- **INSTRUCTIONS FOR THE TASK**
List each line of the data that holds the string "https".

- **SUPPLIED DATA**
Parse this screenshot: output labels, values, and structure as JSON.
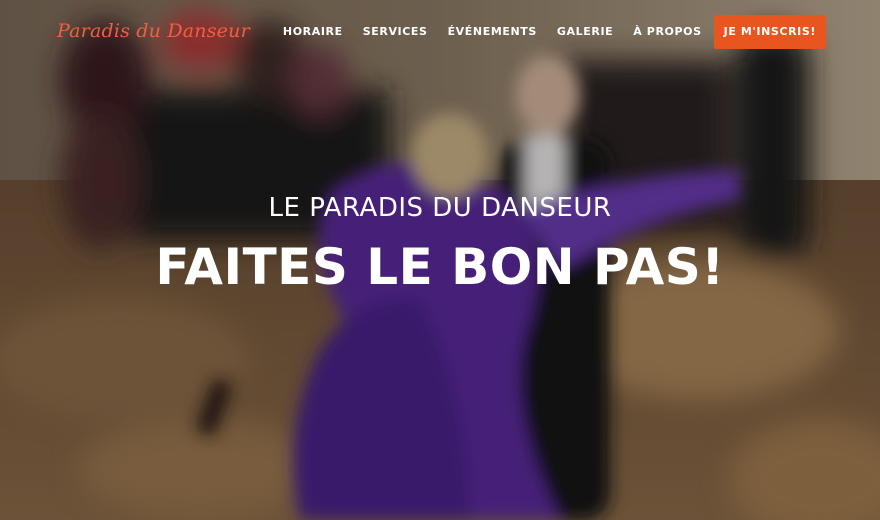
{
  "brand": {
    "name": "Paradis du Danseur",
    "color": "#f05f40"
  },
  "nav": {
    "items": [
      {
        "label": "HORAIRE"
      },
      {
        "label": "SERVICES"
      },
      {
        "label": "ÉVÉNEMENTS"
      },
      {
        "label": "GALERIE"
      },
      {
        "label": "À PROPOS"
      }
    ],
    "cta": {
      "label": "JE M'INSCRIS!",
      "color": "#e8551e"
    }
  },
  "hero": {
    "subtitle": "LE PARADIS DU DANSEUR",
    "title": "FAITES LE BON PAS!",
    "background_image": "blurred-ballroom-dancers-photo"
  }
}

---

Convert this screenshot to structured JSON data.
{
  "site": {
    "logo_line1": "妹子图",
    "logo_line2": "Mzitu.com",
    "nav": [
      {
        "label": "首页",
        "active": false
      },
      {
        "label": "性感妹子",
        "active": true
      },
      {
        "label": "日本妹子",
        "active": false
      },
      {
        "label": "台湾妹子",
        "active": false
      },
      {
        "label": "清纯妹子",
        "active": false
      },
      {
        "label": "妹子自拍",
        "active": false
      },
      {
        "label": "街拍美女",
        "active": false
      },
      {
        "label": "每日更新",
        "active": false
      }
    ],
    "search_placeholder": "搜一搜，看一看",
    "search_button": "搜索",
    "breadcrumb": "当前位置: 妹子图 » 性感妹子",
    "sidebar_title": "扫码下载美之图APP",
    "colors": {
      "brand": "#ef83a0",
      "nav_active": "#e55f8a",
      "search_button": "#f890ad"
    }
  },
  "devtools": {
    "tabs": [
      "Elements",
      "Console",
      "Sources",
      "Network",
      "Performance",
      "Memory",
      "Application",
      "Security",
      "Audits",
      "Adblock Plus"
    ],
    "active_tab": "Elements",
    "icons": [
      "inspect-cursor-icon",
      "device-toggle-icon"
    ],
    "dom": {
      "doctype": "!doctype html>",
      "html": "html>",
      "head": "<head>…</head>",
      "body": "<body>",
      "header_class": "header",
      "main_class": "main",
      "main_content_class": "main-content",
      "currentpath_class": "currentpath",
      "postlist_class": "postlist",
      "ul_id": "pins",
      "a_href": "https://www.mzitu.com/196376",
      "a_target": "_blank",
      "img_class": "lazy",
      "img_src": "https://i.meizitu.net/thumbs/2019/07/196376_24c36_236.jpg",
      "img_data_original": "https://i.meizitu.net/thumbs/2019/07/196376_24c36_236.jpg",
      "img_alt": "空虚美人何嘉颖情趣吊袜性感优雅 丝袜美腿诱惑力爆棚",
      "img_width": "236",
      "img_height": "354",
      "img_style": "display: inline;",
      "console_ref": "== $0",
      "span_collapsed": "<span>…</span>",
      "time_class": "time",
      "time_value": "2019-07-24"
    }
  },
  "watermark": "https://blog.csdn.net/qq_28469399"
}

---

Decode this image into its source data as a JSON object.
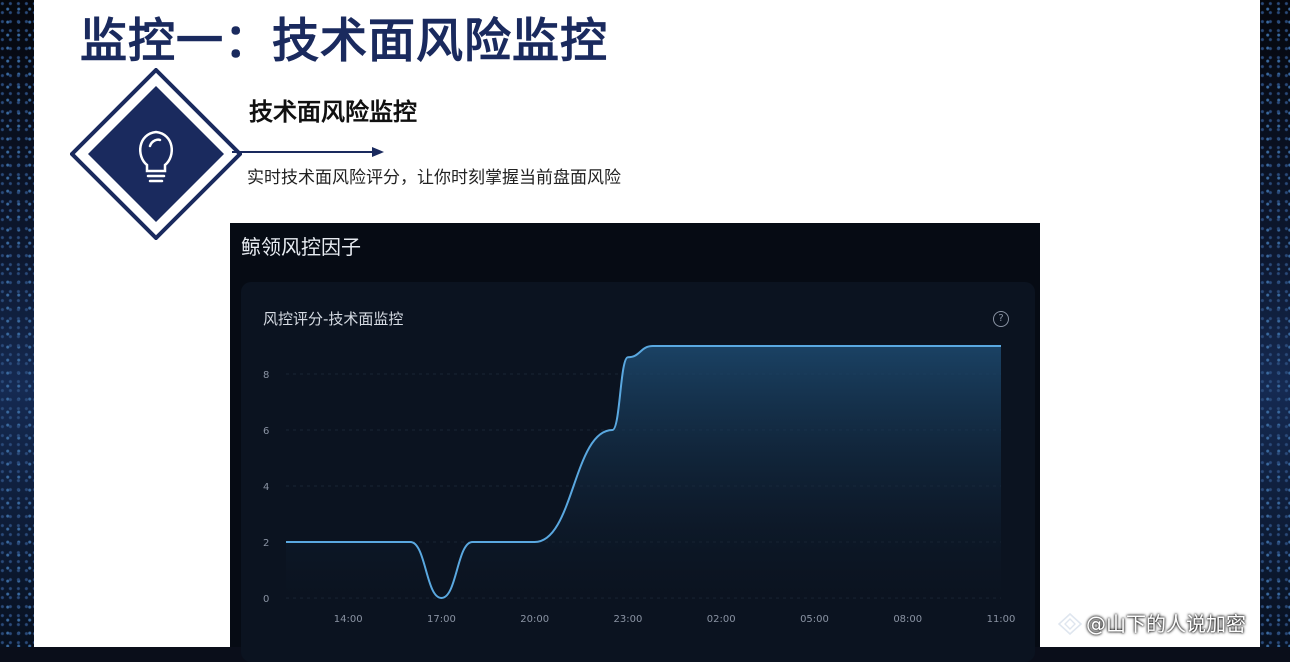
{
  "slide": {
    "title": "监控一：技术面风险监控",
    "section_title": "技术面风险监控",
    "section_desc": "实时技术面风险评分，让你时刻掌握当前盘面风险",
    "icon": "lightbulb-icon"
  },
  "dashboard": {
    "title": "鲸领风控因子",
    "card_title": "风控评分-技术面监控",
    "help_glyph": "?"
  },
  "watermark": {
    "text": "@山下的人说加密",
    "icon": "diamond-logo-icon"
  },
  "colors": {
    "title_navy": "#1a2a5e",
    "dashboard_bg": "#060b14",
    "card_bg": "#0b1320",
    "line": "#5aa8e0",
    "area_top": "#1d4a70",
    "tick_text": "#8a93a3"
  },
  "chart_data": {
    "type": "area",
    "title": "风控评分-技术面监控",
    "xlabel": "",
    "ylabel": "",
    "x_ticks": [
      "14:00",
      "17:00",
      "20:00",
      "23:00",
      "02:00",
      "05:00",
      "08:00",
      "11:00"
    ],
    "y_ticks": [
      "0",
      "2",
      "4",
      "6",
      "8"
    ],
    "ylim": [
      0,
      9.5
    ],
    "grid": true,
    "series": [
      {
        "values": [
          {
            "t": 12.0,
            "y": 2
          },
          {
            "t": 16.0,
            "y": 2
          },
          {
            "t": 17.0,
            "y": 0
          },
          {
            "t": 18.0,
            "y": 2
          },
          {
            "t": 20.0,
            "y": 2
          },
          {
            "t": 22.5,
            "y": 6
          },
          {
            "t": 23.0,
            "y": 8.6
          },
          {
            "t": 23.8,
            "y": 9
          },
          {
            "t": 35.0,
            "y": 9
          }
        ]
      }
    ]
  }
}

- **OUTPUT OF THE EXERCISE**
      "a_href": "https://www.mzitu.com/196376",
      "img_src": "https://i.meizitu.net/thumbs/2019/07/196376_24c36_236.jpg",
      "img_data_original": "https://i.meizitu.net/thumbs/2019/07/196376_24c36_236.jpg",
  "watermark": "https://blog.csdn.net/qq_28469399"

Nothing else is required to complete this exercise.